IT’S IN THE DNA
From the moment that my great-grandmother, Patra Lee Jones could stand on the bottom of an upturned bucket so that she could reach the surface of the kitchen table, she cooked. Patra Lee learned to cook the same way her mother, Julia Ann Shanklin Jones, learned….by doing, by tasting, by feeling, by hearing, and by remembering.
Those skills were passed down to my grandmother, Annie Rebecca, for whom I am named. She taught me and the other women in our family what her foremothers handed down to her: good cookery skills, masterful presentation, and the intangible gift of a palate that just knows what good food should taste like.
So, I invested not only in myself, but also in the legacy of my ancestors to produce artisanal and small batch confections that are inspired by the time when cakes, cookies, pies and yes, ice cream, was handmade, shared and sampled, kitchen to kitchen.
The 1848 Ice Cream brand is truly inspired. It is as sumptuous and straightforward as it is both downhome and decadent.
The year 1848 marks the year of independence for Edmond Albius, who as a 12-year-old slave on the island of Bourbon (modern-day Réunion) invented a method to hand pollinate vanilla orchids. Prior to Edmond’s discovery, the only people who were able to cultivate it successfully were the natives of South and Central America and the Caribbean, the Totonacs.

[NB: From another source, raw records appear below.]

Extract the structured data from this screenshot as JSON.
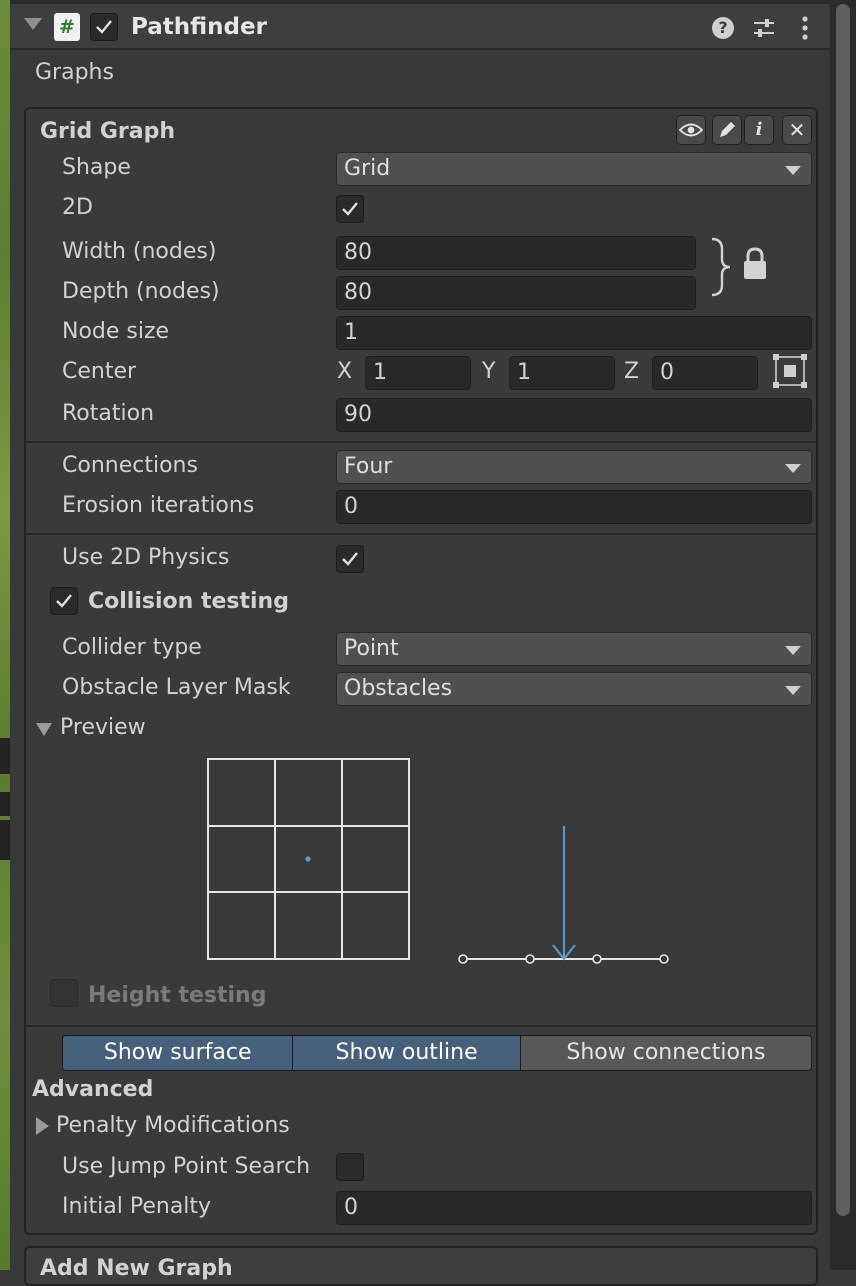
{
  "component": {
    "title": "Pathfinder",
    "script_icon": "#",
    "enabled": true,
    "icons": {
      "fold": "chevron-down-icon",
      "help": "?",
      "help_icon": "help-icon",
      "preset_icon": "sliders-icon",
      "more_icon": "more-vertical-icon"
    }
  },
  "graphs_label": "Graphs",
  "grid_graph": {
    "title": "Grid Graph",
    "toolbar": {
      "eye_icon": "eye-icon",
      "pencil_icon": "pencil-icon",
      "info": "i",
      "close": "✕"
    },
    "shape": {
      "label": "Shape",
      "value": "Grid"
    },
    "two_d": {
      "label": "2D",
      "checked": true
    },
    "width": {
      "label": "Width (nodes)",
      "value": "80"
    },
    "depth": {
      "label": "Depth (nodes)",
      "value": "80"
    },
    "node_size": {
      "label": "Node size",
      "value": "1"
    },
    "center": {
      "label": "Center",
      "x_label": "X",
      "x": "1",
      "y_label": "Y",
      "y": "1",
      "z_label": "Z",
      "z": "0"
    },
    "rotation": {
      "label": "Rotation",
      "value": "90"
    },
    "connections": {
      "label": "Connections",
      "value": "Four"
    },
    "erosion": {
      "label": "Erosion iterations",
      "value": "0"
    },
    "use_2d_physics": {
      "label": "Use 2D Physics",
      "checked": true
    },
    "collision_testing": {
      "label": "Collision testing",
      "checked": true
    },
    "collider_type": {
      "label": "Collider type",
      "value": "Point"
    },
    "obstacle_mask": {
      "label": "Obstacle Layer Mask",
      "value": "Obstacles"
    },
    "preview": {
      "label": "Preview",
      "expanded": true
    },
    "height_testing": {
      "label": "Height testing",
      "checked": false
    },
    "view_toggles": [
      {
        "label": "Show surface",
        "active": true
      },
      {
        "label": "Show outline",
        "active": true
      },
      {
        "label": "Show connections",
        "active": false
      }
    ],
    "advanced": {
      "label": "Advanced",
      "penalty_modifications": "Penalty Modifications",
      "jump_point_search": {
        "label": "Use Jump Point Search",
        "checked": false
      },
      "initial_penalty": {
        "label": "Initial Penalty",
        "value": "0"
      }
    }
  },
  "add_new_graph": "Add New Graph",
  "colors": {
    "accent": "#46607c",
    "preview_blue": "#5b9bd5",
    "panel": "#383838"
  }
}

The uprooting of the vanilla orchid from its native land is akin to and consistent with the global slave trade. History tells us that Spanish explorer Hernando Cortez “discovered” vanilla in Mexico and brought it to Spain; however, his homeland lacked the stingless Melipone bee which was the plant’s chief pollinator. This insect was native to Mexico. Almost three hundred years after vanilla was first “discovered,” the French and Dutch colonists got ahold of the orchid; however, they too lacked the ability to grow and pollinate it with any degree of success.
In the 1820s, French colonialists brought the orchids to their colonies with the belief that they’d be able to grow and pollinate the plant in climate-friendly, tropical regions. But the vines remained sterile because again, there was no native insect that would pollinate them. Until 1841.
Edmond figured out how to hand pollinate the vanilla blooms using a stick and his thumb. His intellect and curiosity had achieved something that so many had failed to do before him. His method completely transformed the cultivation of vanilla. Edmond was trotted about by his masters to teach other slaves held on other plantations his techniques. Vanilla plantations and production began to sprout up all across the globe, from Madagascar to Uganda, from India to Indonesia.
Since hand pollination of the vanilla orchid was discovered by a black, slave child, the method and its creator were immediately contested. The stories abound. One of which is how botanist Jean-MichelClaude Richard claimed to have taught the technique to Edmond three to four years prior to his discovery. This tale went on through the beginning of the 20th century when some in the French press made the claim that such a discovery could not possibly be made by a Black man, that Edmond was in fact white.
When the French abolished slavery in 1848, Edmond was made a free man; but he never did receive any financial benefit from his discovery. Edmond enabled many French colonialists to make a fortune; however, he died penniless in 1880. today about 75 percent of the world’s vanilla comes from the islands of Madagascar and Réunion. It is because of Edmond that this brand exists. May we never forget.